─── Provided information
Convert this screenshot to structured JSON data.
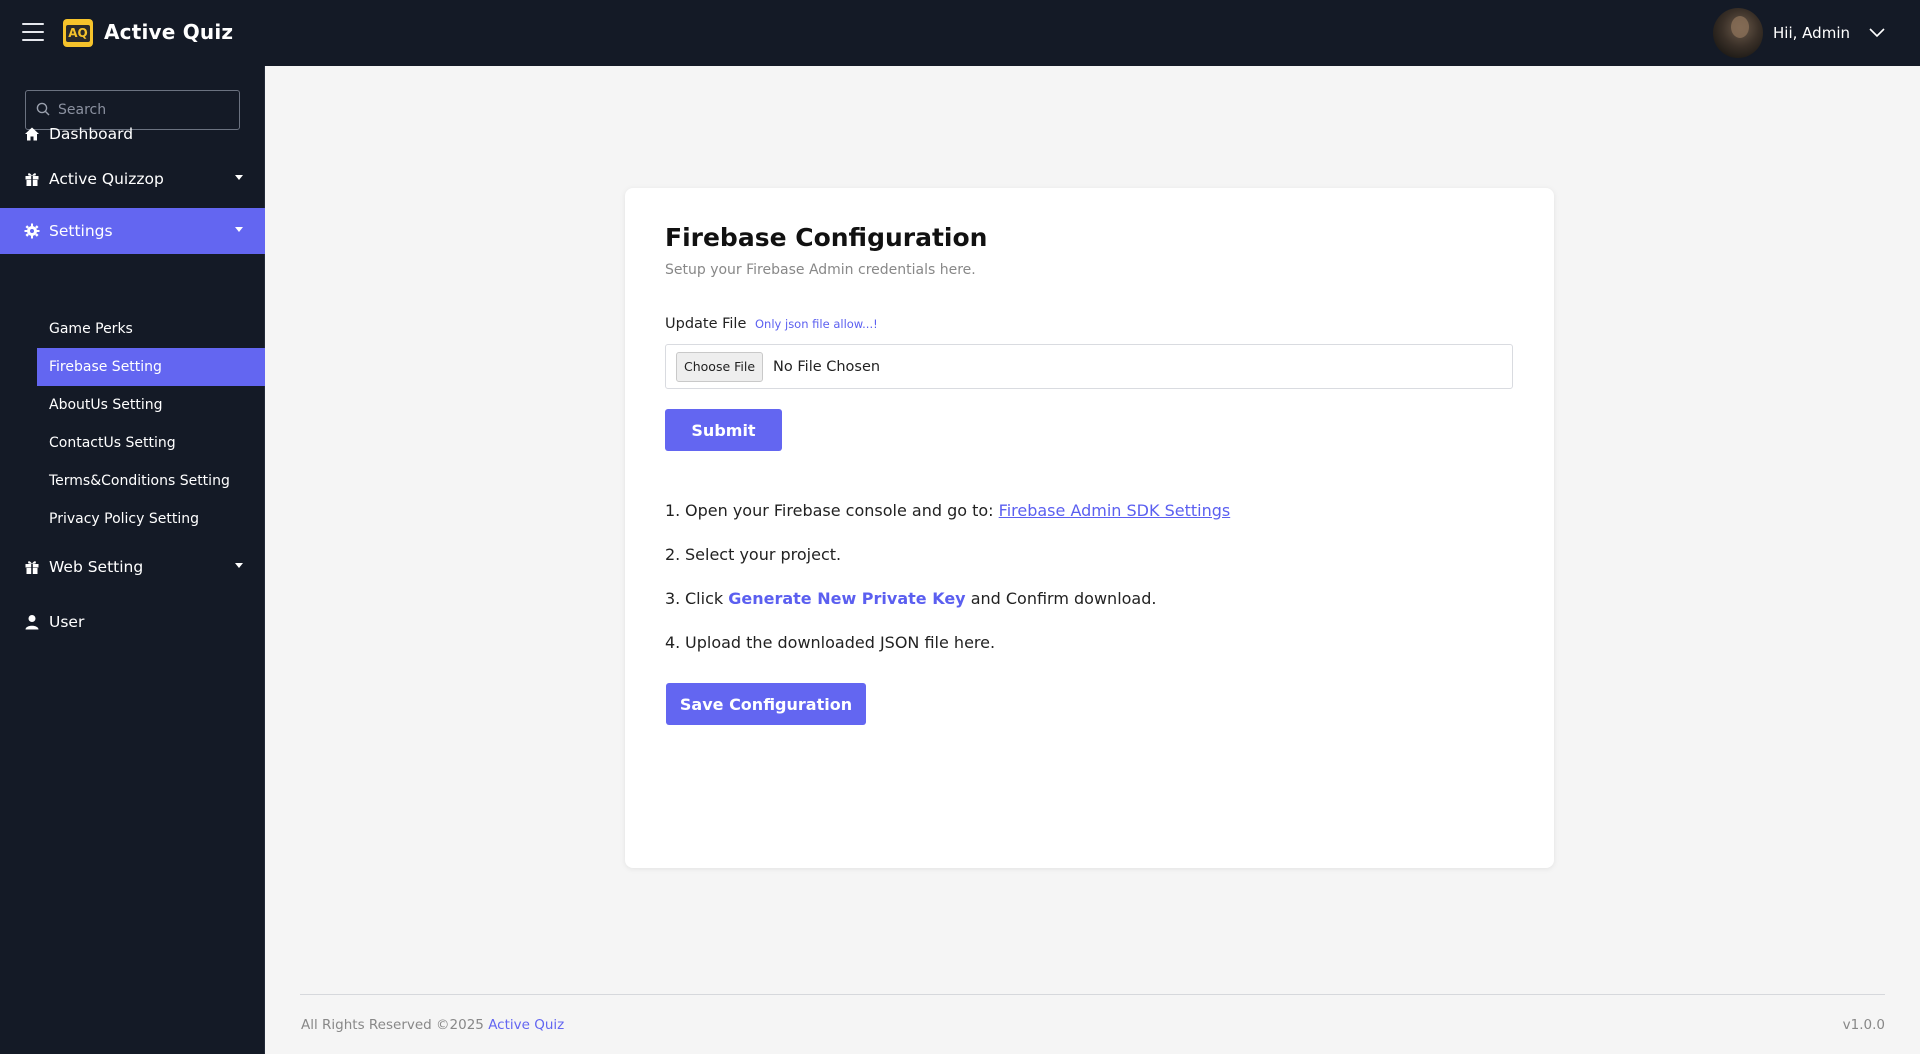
{
  "header": {
    "brand_logo_text": "AQ",
    "brand_name": "Active Quiz",
    "greeting": "Hii, Admin"
  },
  "sidebar": {
    "search_placeholder": "Search",
    "items": [
      {
        "label": "Dashboard",
        "icon": "home-icon"
      },
      {
        "label": "Active Quizzop",
        "icon": "gift-icon"
      },
      {
        "label": "Settings",
        "icon": "gear-icon"
      },
      {
        "label": "Web Setting",
        "icon": "gift-icon"
      },
      {
        "label": "User",
        "icon": "user-icon"
      }
    ],
    "settings_sub": [
      {
        "label": "Game Perks"
      },
      {
        "label": "Firebase Setting"
      },
      {
        "label": "AboutUs Setting"
      },
      {
        "label": "ContactUs Setting"
      },
      {
        "label": "Terms&Conditions Setting"
      },
      {
        "label": "Privacy Policy  Setting"
      }
    ]
  },
  "card": {
    "title": "Firebase Configuration",
    "subtitle": "Setup your Firebase Admin credentials here.",
    "file_label": "Update File",
    "file_hint": "Only json file allow...!",
    "choose_file_label": "Choose File",
    "no_file_text": "No File Chosen",
    "submit_label": "Submit",
    "steps": {
      "s1_num": "1.",
      "s1_text": "Open your Firebase console and go to:",
      "s1_link": "Firebase Admin SDK Settings",
      "s2_num": "2.",
      "s2_text": "Select your project.",
      "s3_num": "3.",
      "s3_pre": "Click",
      "s3_bold": "Generate New Private Key",
      "s3_post": "and Confirm download.",
      "s4_num": "4.",
      "s4_text": "Upload the downloaded JSON file here."
    },
    "save_label": "Save Configuration"
  },
  "footer": {
    "rights": "All Rights Reserved ©2025",
    "brand": "Active Quiz",
    "version": "v1.0.0"
  },
  "colors": {
    "accent": "#6366f1",
    "sidebar_bg": "#141a26",
    "page_bg": "#f5f5f5"
  }
}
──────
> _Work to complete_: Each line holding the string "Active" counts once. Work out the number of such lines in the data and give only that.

> _Output of the exercise_: 3